# WORK REQUEST
Answer with a number only: how many lines of the entries below contain the word "Windows"?

[Page and application data records]
++++

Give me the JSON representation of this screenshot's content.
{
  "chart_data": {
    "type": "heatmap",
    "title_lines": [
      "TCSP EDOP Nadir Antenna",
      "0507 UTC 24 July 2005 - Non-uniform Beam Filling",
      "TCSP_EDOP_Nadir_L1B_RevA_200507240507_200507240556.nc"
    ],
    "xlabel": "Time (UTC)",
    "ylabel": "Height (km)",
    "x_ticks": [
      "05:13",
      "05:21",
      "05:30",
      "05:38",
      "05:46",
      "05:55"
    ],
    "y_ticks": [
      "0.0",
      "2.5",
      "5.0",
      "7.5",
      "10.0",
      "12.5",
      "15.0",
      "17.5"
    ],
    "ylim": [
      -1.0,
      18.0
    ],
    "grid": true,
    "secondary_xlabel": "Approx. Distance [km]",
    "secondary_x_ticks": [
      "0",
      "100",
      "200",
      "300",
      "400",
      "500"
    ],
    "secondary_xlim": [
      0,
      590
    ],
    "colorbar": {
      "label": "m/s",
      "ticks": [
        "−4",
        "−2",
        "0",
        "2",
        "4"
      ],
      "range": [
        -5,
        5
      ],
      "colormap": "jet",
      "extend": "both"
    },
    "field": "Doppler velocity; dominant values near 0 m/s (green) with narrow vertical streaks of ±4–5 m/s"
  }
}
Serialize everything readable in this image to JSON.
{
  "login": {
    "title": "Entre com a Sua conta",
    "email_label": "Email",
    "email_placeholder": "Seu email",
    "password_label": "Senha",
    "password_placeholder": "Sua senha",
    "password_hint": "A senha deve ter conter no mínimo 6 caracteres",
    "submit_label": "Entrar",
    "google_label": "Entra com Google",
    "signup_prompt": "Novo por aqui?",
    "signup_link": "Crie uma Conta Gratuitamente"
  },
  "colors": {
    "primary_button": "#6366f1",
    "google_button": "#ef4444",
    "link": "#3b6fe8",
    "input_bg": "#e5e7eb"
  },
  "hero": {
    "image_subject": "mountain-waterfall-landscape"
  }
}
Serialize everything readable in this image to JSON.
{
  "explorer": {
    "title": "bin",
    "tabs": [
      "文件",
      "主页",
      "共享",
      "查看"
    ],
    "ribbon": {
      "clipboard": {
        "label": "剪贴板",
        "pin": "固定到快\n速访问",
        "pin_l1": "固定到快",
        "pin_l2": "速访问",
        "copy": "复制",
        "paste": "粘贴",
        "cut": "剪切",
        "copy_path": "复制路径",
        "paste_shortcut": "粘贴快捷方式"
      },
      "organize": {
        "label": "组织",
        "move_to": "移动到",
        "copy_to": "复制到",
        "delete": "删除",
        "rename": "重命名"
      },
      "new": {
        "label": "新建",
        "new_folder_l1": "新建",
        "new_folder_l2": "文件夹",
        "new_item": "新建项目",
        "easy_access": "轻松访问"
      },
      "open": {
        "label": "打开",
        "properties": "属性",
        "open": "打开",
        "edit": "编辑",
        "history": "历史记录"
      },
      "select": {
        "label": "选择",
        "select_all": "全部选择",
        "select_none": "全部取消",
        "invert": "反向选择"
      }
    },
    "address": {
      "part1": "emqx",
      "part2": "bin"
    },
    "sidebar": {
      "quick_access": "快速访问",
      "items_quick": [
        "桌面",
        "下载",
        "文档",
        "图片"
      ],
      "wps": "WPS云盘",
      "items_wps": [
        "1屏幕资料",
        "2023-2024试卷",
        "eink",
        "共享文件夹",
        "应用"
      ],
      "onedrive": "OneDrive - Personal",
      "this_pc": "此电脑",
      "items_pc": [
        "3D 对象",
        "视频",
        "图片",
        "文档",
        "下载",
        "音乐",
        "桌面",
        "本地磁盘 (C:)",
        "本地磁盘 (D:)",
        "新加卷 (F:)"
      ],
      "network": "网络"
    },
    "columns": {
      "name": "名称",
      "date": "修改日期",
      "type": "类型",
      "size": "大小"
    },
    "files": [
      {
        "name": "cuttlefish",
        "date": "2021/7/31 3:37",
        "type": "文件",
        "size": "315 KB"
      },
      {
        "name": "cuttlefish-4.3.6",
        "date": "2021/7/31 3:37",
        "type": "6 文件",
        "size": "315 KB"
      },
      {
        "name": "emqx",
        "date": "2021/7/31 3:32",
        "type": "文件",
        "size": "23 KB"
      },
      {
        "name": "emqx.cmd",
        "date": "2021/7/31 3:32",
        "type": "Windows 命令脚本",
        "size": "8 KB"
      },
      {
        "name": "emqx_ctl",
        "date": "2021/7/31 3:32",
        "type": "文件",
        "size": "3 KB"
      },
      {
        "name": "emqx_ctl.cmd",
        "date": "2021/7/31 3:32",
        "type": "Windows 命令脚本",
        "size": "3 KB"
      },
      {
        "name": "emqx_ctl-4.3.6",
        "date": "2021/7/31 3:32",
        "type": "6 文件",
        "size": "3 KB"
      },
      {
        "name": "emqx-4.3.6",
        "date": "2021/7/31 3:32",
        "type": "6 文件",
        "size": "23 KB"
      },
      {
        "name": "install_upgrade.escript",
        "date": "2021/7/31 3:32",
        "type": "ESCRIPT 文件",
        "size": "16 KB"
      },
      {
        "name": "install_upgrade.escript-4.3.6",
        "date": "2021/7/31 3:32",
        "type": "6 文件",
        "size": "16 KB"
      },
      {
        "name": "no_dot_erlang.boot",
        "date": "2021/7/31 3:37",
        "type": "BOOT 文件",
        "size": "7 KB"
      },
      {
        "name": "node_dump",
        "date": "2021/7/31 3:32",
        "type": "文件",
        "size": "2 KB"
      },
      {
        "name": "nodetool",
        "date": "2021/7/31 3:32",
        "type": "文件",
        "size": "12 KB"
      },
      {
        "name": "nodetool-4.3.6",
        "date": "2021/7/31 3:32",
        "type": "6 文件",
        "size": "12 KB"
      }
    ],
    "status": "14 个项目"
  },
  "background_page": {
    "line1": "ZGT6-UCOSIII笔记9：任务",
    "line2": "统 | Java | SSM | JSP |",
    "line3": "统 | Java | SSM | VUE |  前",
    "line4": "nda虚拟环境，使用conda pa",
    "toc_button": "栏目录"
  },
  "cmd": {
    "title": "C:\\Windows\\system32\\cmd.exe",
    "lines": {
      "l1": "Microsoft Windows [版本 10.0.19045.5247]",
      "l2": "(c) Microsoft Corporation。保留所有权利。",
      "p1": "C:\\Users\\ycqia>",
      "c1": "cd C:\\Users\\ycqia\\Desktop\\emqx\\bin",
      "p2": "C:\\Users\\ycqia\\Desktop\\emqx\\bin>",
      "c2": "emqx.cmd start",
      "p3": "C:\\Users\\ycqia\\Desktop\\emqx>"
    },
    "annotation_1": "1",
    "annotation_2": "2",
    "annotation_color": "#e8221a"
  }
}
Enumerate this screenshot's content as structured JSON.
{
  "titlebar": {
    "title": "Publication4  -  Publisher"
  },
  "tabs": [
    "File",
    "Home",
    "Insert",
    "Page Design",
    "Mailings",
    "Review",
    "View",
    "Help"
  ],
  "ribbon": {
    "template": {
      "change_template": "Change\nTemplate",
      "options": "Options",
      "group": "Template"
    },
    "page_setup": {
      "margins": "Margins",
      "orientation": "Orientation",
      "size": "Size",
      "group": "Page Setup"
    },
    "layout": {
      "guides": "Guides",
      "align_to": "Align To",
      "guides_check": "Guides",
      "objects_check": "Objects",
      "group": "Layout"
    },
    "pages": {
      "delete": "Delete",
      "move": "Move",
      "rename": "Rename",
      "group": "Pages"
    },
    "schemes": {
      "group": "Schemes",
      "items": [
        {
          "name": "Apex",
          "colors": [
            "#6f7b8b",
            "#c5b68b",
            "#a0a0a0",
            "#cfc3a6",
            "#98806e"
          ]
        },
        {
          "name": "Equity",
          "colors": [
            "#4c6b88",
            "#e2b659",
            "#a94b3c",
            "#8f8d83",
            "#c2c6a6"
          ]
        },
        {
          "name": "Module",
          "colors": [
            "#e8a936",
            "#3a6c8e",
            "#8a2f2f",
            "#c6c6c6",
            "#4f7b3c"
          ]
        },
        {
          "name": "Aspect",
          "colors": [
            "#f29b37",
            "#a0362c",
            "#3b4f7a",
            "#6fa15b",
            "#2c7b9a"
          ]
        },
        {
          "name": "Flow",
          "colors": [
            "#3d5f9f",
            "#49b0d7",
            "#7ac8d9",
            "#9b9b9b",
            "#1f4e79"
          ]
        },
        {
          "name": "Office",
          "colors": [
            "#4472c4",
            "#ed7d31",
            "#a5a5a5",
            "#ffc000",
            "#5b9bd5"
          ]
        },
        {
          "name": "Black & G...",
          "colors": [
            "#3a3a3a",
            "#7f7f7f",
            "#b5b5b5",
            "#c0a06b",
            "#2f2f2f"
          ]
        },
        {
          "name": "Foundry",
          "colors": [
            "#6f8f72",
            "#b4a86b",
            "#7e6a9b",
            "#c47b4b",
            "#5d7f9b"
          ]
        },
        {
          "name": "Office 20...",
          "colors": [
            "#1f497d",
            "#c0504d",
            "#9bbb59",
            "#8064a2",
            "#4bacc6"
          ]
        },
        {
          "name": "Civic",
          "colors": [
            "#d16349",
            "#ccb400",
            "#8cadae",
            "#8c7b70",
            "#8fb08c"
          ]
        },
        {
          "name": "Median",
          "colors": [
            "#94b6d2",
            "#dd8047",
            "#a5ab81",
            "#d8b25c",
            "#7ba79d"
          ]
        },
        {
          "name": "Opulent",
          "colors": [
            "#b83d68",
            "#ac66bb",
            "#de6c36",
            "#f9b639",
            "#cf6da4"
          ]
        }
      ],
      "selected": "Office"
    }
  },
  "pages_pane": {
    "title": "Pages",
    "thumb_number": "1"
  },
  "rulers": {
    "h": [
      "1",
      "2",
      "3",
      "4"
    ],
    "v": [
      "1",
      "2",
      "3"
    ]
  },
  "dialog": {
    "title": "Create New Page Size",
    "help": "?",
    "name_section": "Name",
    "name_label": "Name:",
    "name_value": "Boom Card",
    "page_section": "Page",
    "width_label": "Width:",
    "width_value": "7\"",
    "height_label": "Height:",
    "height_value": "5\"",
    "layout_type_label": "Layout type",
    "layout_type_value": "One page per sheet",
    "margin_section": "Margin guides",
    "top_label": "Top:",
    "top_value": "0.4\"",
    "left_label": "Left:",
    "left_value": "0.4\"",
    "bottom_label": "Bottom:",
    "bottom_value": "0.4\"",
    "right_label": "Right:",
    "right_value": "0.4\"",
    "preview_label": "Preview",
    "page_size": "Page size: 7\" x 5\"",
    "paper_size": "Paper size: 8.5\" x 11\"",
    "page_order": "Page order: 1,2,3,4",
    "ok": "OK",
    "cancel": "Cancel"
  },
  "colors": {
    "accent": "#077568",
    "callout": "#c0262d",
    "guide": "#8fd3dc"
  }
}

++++

# PROBLEM SOLUTION
4